## Task details
Go through the entries, filter for the word "title", and copy every line that has it.
-=-=-
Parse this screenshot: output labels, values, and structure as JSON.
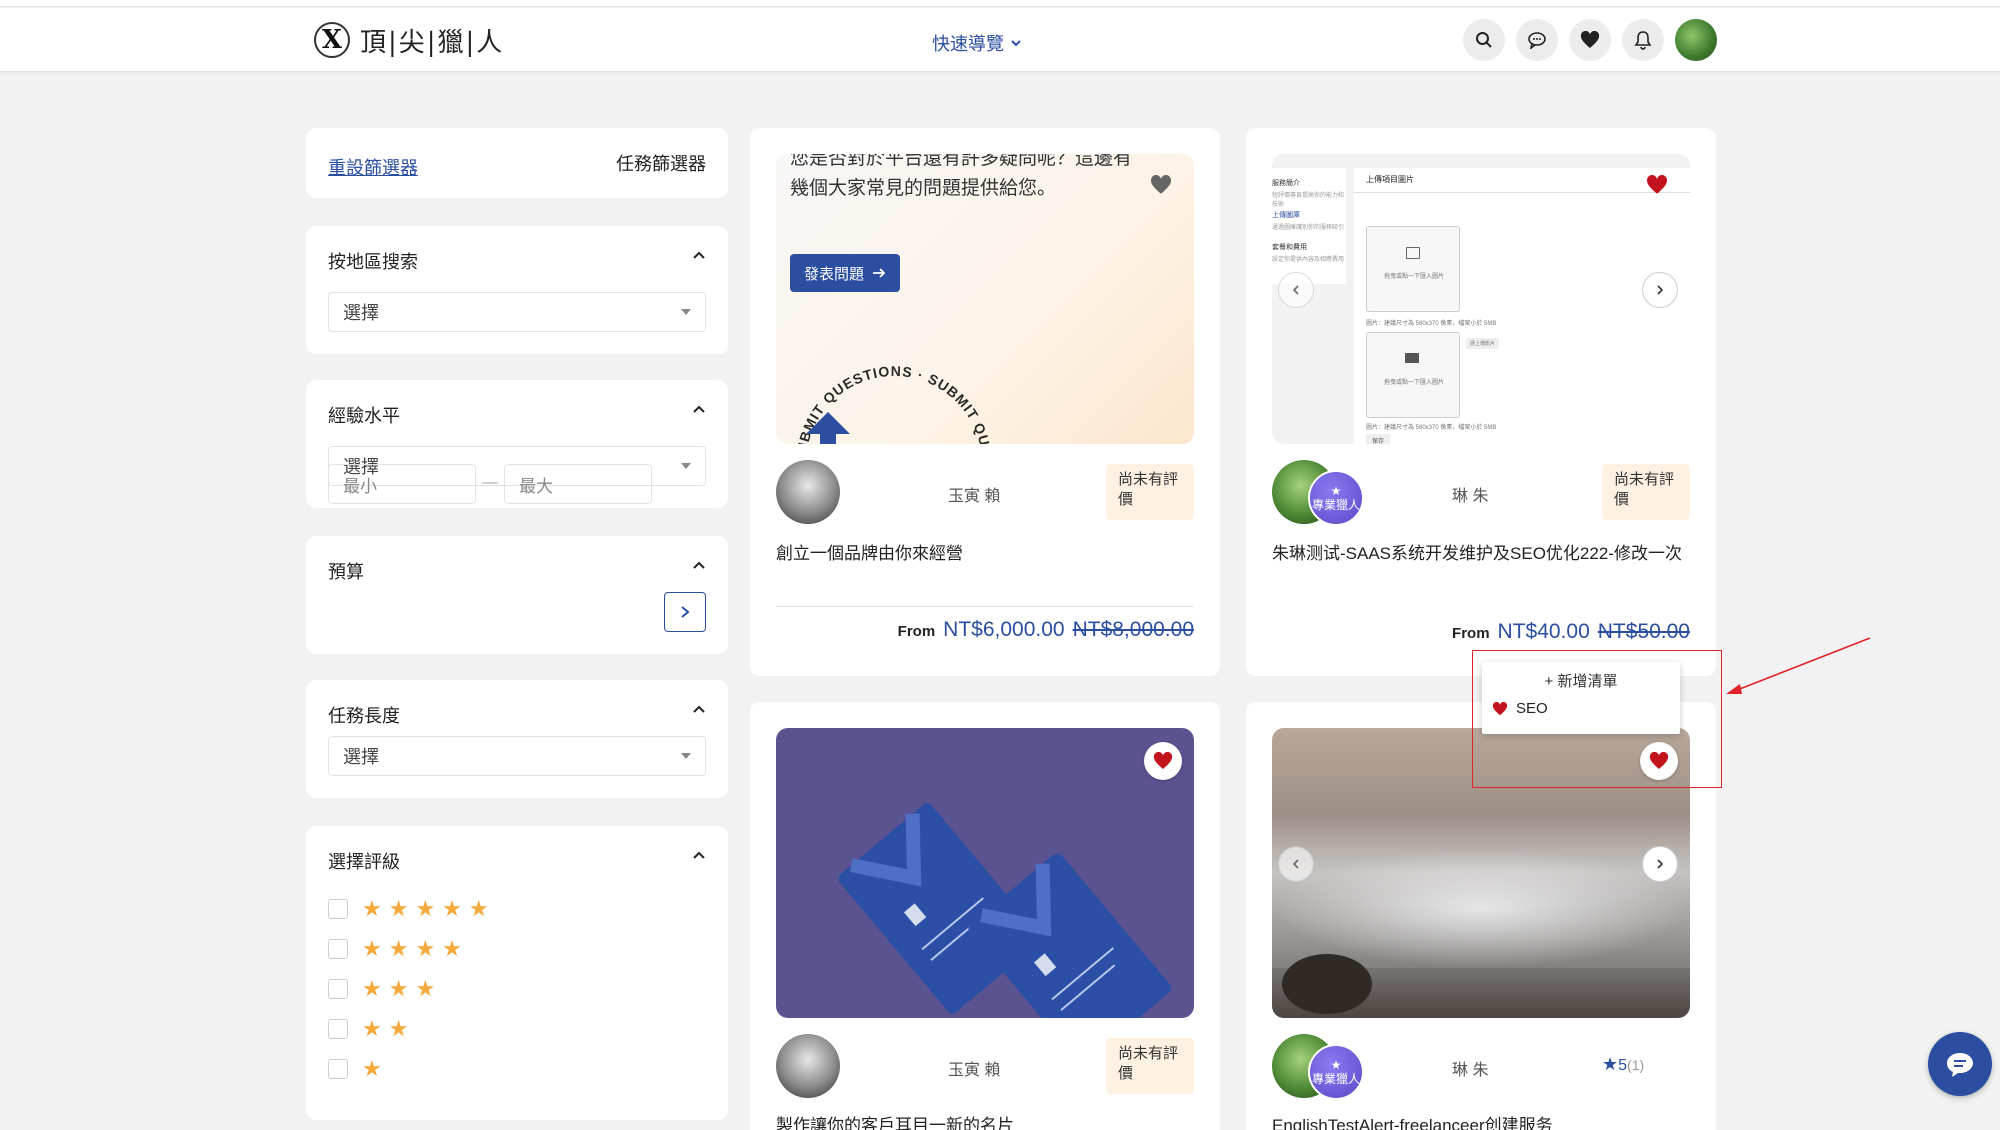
{
  "header": {
    "logo_mark": "X",
    "logo_text": "頂|尖|獵|人",
    "quick_nav": "快速導覽",
    "icons": [
      "search-icon",
      "chat-icon",
      "heart-icon",
      "bell-icon",
      "avatar"
    ]
  },
  "filters": {
    "reset": "重設篩選器",
    "title": "任務篩選器",
    "region": {
      "title": "按地區搜索",
      "value": "選擇"
    },
    "experience": {
      "title": "經驗水平",
      "value": "選擇"
    },
    "budget": {
      "title": "預算",
      "min_placeholder": "最小",
      "max_placeholder": "最大",
      "dash": "—"
    },
    "duration": {
      "title": "任務長度",
      "value": "選擇"
    },
    "rating": {
      "title": "選擇評級",
      "rows": [
        "★★★★★",
        "★★★★",
        "★★★",
        "★★",
        "★"
      ]
    }
  },
  "cards": [
    {
      "banner_text_1": "您是否對於平台還有許多疑問呢？這邊有",
      "banner_text_2": "幾個大家常見的問題提供給您。",
      "banner_button": "發表問題",
      "banner_circle_text": "SUBMIT QUESTIONS · SUBMIT QUESTIONS ·",
      "seller": "玉寅 賴",
      "rating": "尚未有評價",
      "title": "創立一個品牌由你來經營",
      "from": "From",
      "price": "NT$6,000.00",
      "old_price": "NT$8,000.00"
    },
    {
      "screenshot_nav_1": "服務簡介",
      "screenshot_nav_1_sub": "短評價專頁提高你的能力和技術",
      "screenshot_nav_2": "上傳圖庫",
      "screenshot_nav_2_sub": "通過圖庫讓別你的服務吸引",
      "screenshot_nav_3": "套餐和費用",
      "screenshot_nav_3_sub": "設定你提供內容及相應費用",
      "screenshot_heading": "上傳項目圖片",
      "screenshot_upload_hint": "拖曳或點一下匯入圖片",
      "screenshot_caption": "圖片：建議尺寸為 580x370 像素，檔案小於 5MB",
      "screenshot_tooltip": "請上傳影片",
      "screenshot_btn": "保存",
      "seller": "琳 朱",
      "pro_badge": "專業獵人",
      "rating": "尚未有評價",
      "title": "朱琳测试-SAAS系统开发维护及SEO优化222-修改一次",
      "from": "From",
      "price": "NT$40.00",
      "old_price": "NT$50.00"
    },
    {
      "seller": "玉寅 賴",
      "rating": "尚未有評價",
      "title": "製作讓你的客戶耳目一新的名片"
    },
    {
      "seller": "琳 朱",
      "pro_badge": "專業獵人",
      "rating_value": "5",
      "rating_count": "(1)",
      "title": "EnglishTestAlert-freelanceer创建服务"
    }
  ],
  "wishlist_popup": {
    "add_label": "+ 新增清單",
    "items": [
      "SEO"
    ]
  },
  "colors": {
    "accent": "#2b4ea0",
    "heart": "#c3141d",
    "star": "#f4a93a",
    "annotation": "#e0232a"
  }
}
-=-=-
## Task response
    "title": "任務篩選器",
      "title": "按地區搜索",
      "title": "經驗水平",
      "title": "預算",
      "title": "任務長度",
      "title": "選擇評級",
      "title": "創立一個品牌由你來經營",
      "title": "朱琳测试-SAAS系统开发维护及SEO优化222-修改一次",
      "title": "製作讓你的客戶耳目一新的名片"
      "title": "EnglishTestAlert-freelanceer创建服务"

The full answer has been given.